▶ [Your task] Copy out the records again. Change nothing.

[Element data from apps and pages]
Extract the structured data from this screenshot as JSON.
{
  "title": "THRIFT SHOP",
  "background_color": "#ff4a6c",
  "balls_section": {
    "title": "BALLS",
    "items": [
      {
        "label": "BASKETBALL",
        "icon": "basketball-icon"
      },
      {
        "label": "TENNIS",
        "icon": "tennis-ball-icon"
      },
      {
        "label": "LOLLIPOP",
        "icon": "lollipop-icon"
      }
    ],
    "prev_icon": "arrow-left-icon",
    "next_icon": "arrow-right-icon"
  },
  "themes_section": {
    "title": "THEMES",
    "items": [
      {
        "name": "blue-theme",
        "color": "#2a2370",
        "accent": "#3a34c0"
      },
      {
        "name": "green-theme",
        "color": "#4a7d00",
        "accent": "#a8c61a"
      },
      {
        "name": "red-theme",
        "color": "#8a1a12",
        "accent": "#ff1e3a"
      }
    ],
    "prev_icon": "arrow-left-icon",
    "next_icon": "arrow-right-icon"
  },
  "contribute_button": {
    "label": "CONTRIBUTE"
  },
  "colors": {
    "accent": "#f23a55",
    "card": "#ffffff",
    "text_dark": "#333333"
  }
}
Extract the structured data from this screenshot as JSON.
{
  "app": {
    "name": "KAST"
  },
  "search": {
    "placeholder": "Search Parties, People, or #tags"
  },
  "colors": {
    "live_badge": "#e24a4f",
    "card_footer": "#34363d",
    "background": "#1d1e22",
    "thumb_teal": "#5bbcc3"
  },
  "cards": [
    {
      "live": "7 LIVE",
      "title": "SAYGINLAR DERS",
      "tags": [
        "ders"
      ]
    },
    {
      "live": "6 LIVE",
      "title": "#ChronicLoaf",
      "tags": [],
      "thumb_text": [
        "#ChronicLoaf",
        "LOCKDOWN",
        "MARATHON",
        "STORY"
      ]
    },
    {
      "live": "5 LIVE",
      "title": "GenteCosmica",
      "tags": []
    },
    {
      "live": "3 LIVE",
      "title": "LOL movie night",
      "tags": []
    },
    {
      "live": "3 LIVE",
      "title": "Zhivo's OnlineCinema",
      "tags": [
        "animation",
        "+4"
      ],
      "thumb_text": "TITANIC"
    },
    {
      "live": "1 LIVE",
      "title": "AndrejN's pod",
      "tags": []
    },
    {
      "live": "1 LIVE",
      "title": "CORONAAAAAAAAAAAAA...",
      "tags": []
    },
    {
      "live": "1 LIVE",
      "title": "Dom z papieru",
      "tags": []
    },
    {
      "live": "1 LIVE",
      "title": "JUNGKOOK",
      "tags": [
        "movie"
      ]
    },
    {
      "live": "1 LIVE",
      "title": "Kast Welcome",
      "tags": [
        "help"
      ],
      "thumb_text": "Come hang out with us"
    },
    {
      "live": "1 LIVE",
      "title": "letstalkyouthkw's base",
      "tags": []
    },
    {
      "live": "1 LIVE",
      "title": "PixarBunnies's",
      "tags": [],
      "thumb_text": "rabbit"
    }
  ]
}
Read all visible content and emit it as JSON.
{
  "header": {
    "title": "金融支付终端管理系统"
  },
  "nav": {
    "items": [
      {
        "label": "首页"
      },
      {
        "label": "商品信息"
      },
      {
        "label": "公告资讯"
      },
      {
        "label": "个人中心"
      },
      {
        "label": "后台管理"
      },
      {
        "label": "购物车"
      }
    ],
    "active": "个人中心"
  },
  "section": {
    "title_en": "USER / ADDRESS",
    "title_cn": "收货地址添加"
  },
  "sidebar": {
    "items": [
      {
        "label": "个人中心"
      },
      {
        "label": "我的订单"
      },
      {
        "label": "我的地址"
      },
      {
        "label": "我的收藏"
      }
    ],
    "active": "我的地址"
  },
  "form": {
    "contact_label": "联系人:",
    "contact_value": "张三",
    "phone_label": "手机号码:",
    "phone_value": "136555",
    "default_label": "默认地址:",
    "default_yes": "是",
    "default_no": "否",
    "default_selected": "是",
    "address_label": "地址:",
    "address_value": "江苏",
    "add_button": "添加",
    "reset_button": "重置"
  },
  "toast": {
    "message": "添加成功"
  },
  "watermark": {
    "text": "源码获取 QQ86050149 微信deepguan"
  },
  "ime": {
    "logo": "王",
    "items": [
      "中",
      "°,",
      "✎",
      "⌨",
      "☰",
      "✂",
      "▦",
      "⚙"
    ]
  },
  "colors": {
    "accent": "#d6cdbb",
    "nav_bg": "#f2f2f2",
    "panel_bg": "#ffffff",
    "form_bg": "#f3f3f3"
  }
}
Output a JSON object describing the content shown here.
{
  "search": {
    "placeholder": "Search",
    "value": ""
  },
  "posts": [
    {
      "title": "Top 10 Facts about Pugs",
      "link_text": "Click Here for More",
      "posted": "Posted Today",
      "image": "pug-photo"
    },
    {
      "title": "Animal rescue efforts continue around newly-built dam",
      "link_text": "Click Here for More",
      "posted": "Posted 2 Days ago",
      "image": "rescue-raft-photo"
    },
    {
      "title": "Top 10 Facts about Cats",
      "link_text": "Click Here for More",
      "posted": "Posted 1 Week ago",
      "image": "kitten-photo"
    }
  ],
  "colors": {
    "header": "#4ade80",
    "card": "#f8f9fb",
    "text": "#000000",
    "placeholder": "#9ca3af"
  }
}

▶ [Written reply]
Extract the structured data from this screenshot as JSON.
{
  "title": "THRIFT SHOP",
  "background_color": "#ff4a6c",
  "balls_section": {
    "title": "BALLS",
    "items": [
      {
        "label": "BASKETBALL",
        "icon": "basketball-icon"
      },
      {
        "label": "TENNIS",
        "icon": "tennis-ball-icon"
      },
      {
        "label": "LOLLIPOP",
        "icon": "lollipop-icon"
      }
    ],
    "prev_icon": "arrow-left-icon",
    "next_icon": "arrow-right-icon"
  },
  "themes_section": {
    "title": "THEMES",
    "items": [
      {
        "name": "blue-theme",
        "color": "#2a2370",
        "accent": "#3a34c0"
      },
      {
        "name": "green-theme",
        "color": "#4a7d00",
        "accent": "#a8c61a"
      },
      {
        "name": "red-theme",
        "color": "#8a1a12",
        "accent": "#ff1e3a"
      }
    ],
    "prev_icon": "arrow-left-icon",
    "next_icon": "arrow-right-icon"
  },
  "contribute_button": {
    "label": "CONTRIBUTE"
  },
  "colors": {
    "accent": "#f23a55",
    "card": "#ffffff",
    "text_dark": "#333333"
  }
}
Extract the structured data from this screenshot as JSON.
{
  "app": {
    "name": "KAST"
  },
  "search": {
    "placeholder": "Search Parties, People, or #tags"
  },
  "colors": {
    "live_badge": "#e24a4f",
    "card_footer": "#34363d",
    "background": "#1d1e22",
    "thumb_teal": "#5bbcc3"
  },
  "cards": [
    {
      "live": "7 LIVE",
      "title": "SAYGINLAR DERS",
      "tags": [
        "ders"
      ]
    },
    {
      "live": "6 LIVE",
      "title": "#ChronicLoaf",
      "tags": [],
      "thumb_text": [
        "#ChronicLoaf",
        "LOCKDOWN",
        "MARATHON",
        "STORY"
      ]
    },
    {
      "live": "5 LIVE",
      "title": "GenteCosmica",
      "tags": []
    },
    {
      "live": "3 LIVE",
      "title": "LOL movie night",
      "tags": []
    },
    {
      "live": "3 LIVE",
      "title": "Zhivo's OnlineCinema",
      "tags": [
        "animation",
        "+4"
      ],
      "thumb_text": "TITANIC"
    },
    {
      "live": "1 LIVE",
      "title": "AndrejN's pod",
      "tags": []
    },
    {
      "live": "1 LIVE",
      "title": "CORONAAAAAAAAAAAAA...",
      "tags": []
    },
    {
      "live": "1 LIVE",
      "title": "Dom z papieru",
      "tags": []
    },
    {
      "live": "1 LIVE",
      "title": "JUNGKOOK",
      "tags": [
        "movie"
      ]
    },
    {
      "live": "1 LIVE",
      "title": "Kast Welcome",
      "tags": [
        "help"
      ],
      "thumb_text": "Come hang out with us"
    },
    {
      "live": "1 LIVE",
      "title": "letstalkyouthkw's base",
      "tags": []
    },
    {
      "live": "1 LIVE",
      "title": "PixarBunnies's",
      "tags": [],
      "thumb_text": "rabbit"
    }
  ]
}
Read all visible content and emit it as JSON.
{
  "header": {
    "title": "金融支付终端管理系统"
  },
  "nav": {
    "items": [
      {
        "label": "首页"
      },
      {
        "label": "商品信息"
      },
      {
        "label": "公告资讯"
      },
      {
        "label": "个人中心"
      },
      {
        "label": "后台管理"
      },
      {
        "label": "购物车"
      }
    ],
    "active": "个人中心"
  },
  "section": {
    "title_en": "USER / ADDRESS",
    "title_cn": "收货地址添加"
  },
  "sidebar": {
    "items": [
      {
        "label": "个人中心"
      },
      {
        "label": "我的订单"
      },
      {
        "label": "我的地址"
      },
      {
        "label": "我的收藏"
      }
    ],
    "active": "我的地址"
  },
  "form": {
    "contact_label": "联系人:",
    "contact_value": "张三",
    "phone_label": "手机号码:",
    "phone_value": "136555",
    "default_label": "默认地址:",
    "default_yes": "是",
    "default_no": "否",
    "default_selected": "是",
    "address_label": "地址:",
    "address_value": "江苏",
    "add_button": "添加",
    "reset_button": "重置"
  },
  "toast": {
    "message": "添加成功"
  },
  "watermark": {
    "text": "源码获取 QQ86050149 微信deepguan"
  },
  "ime": {
    "logo": "王",
    "items": [
      "中",
      "°,",
      "✎",
      "⌨",
      "☰",
      "✂",
      "▦",
      "⚙"
    ]
  },
  "colors": {
    "accent": "#d6cdbb",
    "nav_bg": "#f2f2f2",
    "panel_bg": "#ffffff",
    "form_bg": "#f3f3f3"
  }
}
Output a JSON object describing the content shown here.
{
  "search": {
    "placeholder": "Search",
    "value": ""
  },
  "posts": [
    {
      "title": "Top 10 Facts about Pugs",
      "link_text": "Click Here for More",
      "posted": "Posted Today",
      "image": "pug-photo"
    },
    {
      "title": "Animal rescue efforts continue around newly-built dam",
      "link_text": "Click Here for More",
      "posted": "Posted 2 Days ago",
      "image": "rescue-raft-photo"
    },
    {
      "title": "Top 10 Facts about Cats",
      "link_text": "Click Here for More",
      "posted": "Posted 1 Week ago",
      "image": "kitten-photo"
    }
  ],
  "colors": {
    "header": "#4ade80",
    "card": "#f8f9fb",
    "text": "#000000",
    "placeholder": "#9ca3af"
  }
}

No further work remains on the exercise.